* Problem statement: Go through the data below and return each line where the string "Clearance" occurs.

* Source information:
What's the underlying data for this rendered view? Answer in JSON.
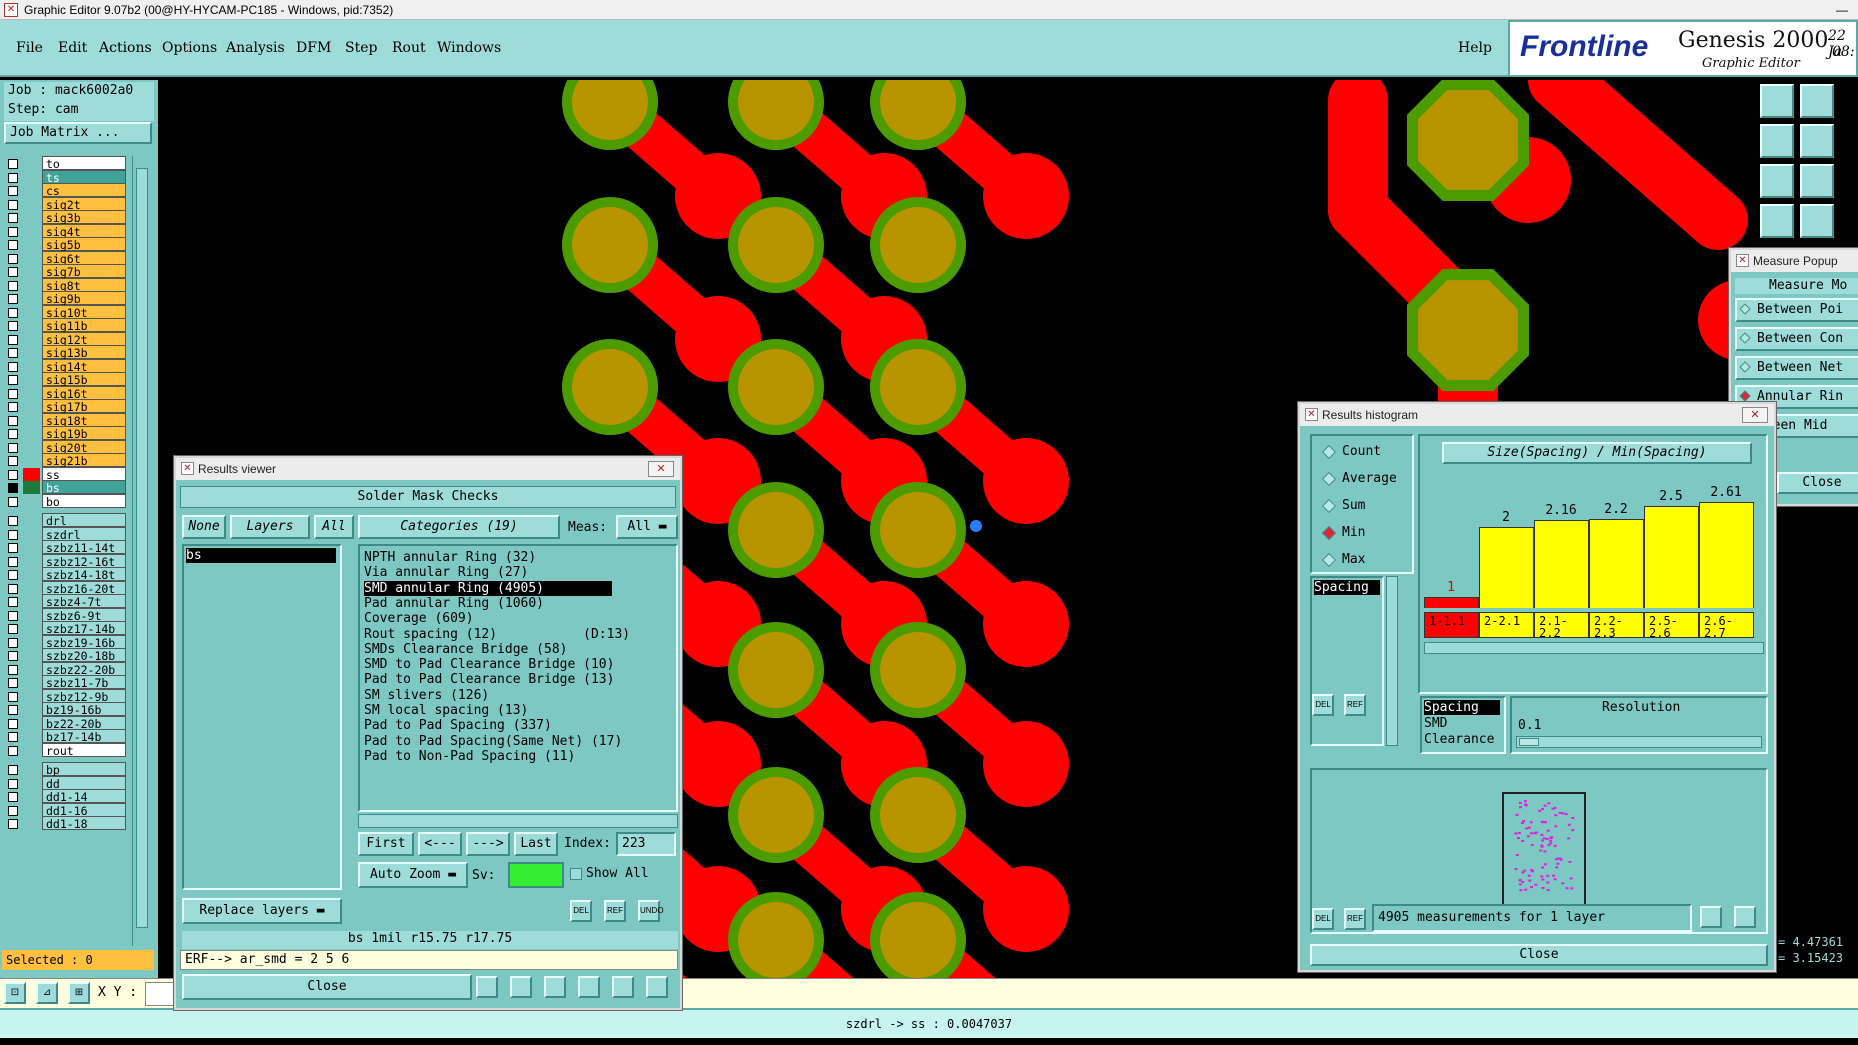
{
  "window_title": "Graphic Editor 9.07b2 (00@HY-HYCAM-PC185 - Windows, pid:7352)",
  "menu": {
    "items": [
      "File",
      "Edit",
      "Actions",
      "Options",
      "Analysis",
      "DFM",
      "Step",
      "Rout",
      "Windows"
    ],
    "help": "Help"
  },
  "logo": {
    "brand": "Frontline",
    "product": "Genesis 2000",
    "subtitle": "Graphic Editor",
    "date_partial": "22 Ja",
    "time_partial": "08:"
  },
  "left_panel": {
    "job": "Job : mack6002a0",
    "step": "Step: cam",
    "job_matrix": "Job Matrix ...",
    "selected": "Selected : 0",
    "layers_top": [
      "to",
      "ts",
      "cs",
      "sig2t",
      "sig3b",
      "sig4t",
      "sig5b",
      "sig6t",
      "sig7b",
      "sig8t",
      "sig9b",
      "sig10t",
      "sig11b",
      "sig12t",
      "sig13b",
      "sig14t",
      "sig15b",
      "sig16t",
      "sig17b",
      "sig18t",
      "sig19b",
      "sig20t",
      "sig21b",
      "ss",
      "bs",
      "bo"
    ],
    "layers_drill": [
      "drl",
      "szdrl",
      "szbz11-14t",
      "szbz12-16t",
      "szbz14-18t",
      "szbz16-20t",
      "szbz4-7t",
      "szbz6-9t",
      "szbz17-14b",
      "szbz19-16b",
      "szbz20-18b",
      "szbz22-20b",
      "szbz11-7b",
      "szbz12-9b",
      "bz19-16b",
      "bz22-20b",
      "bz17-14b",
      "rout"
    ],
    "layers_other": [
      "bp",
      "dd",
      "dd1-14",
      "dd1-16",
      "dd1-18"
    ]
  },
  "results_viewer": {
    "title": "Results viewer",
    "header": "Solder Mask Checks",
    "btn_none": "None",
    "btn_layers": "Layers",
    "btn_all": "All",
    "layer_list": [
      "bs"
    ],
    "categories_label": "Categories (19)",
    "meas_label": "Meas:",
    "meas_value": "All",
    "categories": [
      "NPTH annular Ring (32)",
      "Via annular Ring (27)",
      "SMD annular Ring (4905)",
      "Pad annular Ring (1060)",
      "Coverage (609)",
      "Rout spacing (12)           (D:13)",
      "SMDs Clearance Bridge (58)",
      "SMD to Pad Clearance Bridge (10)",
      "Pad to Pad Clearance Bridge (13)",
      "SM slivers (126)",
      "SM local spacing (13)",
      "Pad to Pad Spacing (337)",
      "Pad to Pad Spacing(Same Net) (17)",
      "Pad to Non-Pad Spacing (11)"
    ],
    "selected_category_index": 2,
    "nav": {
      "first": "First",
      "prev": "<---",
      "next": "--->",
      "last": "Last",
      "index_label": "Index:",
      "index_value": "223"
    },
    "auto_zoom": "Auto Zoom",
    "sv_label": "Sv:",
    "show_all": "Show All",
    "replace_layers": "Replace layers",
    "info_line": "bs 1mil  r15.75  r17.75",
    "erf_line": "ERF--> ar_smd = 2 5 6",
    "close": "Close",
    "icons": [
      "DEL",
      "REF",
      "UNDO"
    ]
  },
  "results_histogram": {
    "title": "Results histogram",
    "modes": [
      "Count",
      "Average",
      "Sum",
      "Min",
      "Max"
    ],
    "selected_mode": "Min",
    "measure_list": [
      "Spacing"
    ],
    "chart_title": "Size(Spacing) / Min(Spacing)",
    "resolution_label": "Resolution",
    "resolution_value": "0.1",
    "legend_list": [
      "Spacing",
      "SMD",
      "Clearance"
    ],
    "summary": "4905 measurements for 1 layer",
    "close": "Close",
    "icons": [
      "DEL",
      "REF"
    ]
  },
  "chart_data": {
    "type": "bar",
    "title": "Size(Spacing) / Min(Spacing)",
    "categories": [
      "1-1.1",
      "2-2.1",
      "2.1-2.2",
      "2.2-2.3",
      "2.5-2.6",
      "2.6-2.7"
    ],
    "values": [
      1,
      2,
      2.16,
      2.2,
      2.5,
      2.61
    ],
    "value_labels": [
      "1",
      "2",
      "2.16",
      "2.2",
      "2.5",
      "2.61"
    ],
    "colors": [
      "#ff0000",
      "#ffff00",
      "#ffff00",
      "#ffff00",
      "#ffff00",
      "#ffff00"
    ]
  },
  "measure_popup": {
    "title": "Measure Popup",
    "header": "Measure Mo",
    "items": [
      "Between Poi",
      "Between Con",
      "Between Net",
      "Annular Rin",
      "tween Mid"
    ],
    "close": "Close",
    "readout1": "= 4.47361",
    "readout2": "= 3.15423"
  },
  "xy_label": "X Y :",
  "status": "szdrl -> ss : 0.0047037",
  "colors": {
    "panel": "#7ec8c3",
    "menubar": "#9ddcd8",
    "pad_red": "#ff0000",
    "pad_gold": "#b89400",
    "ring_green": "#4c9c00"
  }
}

* Your response:
      "SMDs Clearance Bridge (58)",
      "SMD to Pad Clearance Bridge (10)",
      "Pad to Pad Clearance Bridge (13)",
      "Clearance"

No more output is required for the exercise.